**Component data from apps and pages**.
####

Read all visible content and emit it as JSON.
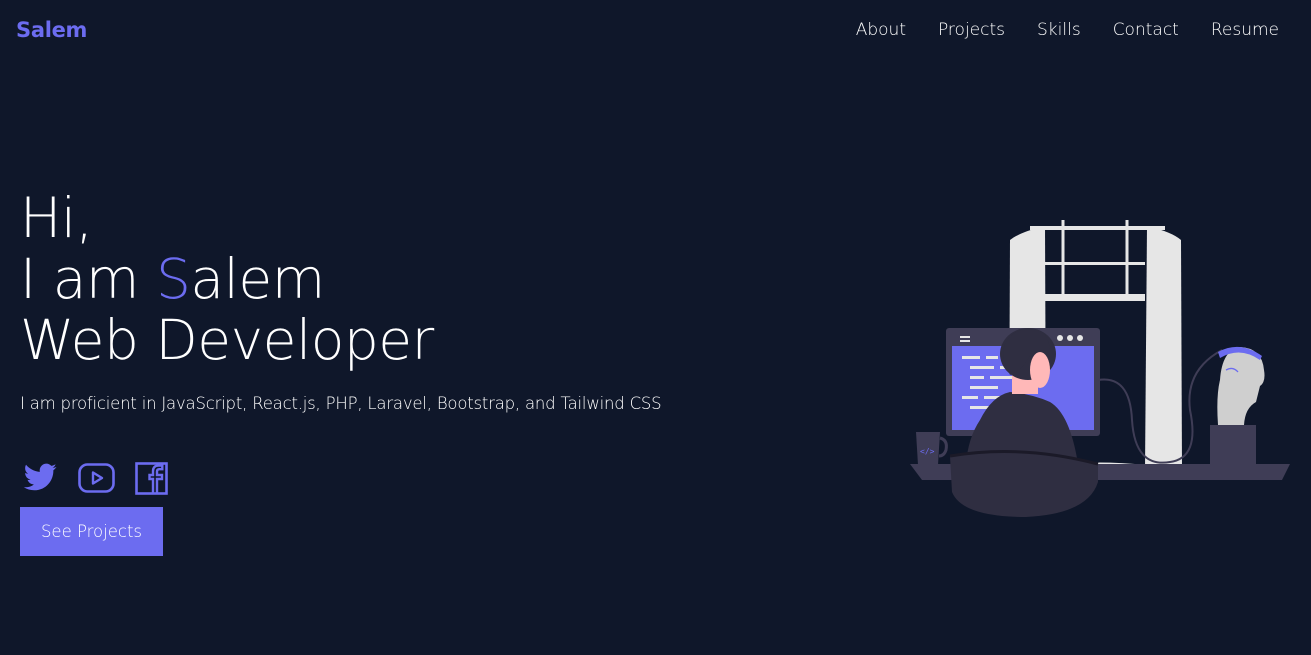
{
  "nav": {
    "brand": "Salem",
    "links": [
      {
        "label": "About"
      },
      {
        "label": "Projects"
      },
      {
        "label": "Skills"
      },
      {
        "label": "Contact"
      },
      {
        "label": "Resume"
      }
    ]
  },
  "hero": {
    "greeting": "Hi,",
    "intro_prefix": "I am ",
    "intro_accent": "S",
    "intro_rest": "alem",
    "role": "Web Developer",
    "tagline": "I am proficient in JavaScript, React.js, PHP, Laravel, Bootstrap, and Tailwind CSS",
    "cta_label": "See Projects"
  },
  "socials": [
    {
      "icon": "twitter-icon"
    },
    {
      "icon": "youtube-icon"
    },
    {
      "icon": "facebook-icon"
    }
  ],
  "colors": {
    "background": "#0f172a",
    "accent": "#6c6cf0",
    "text": "#ffffff"
  }
}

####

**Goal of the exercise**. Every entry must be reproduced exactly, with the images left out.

**Result of the exercise**.
Read all visible content and emit it as JSON.
{
  "nav": {
    "brand": "Salem",
    "links": [
      {
        "label": "About"
      },
      {
        "label": "Projects"
      },
      {
        "label": "Skills"
      },
      {
        "label": "Contact"
      },
      {
        "label": "Resume"
      }
    ]
  },
  "hero": {
    "greeting": "Hi,",
    "intro_prefix": "I am ",
    "intro_accent": "S",
    "intro_rest": "alem",
    "role": "Web Developer",
    "tagline": "I am proficient in JavaScript, React.js, PHP, Laravel, Bootstrap, and Tailwind CSS",
    "cta_label": "See Projects"
  },
  "socials": [
    {
      "icon": "twitter-icon"
    },
    {
      "icon": "youtube-icon"
    },
    {
      "icon": "facebook-icon"
    }
  ],
  "colors": {
    "background": "#0f172a",
    "accent": "#6c6cf0",
    "text": "#ffffff"
  }
}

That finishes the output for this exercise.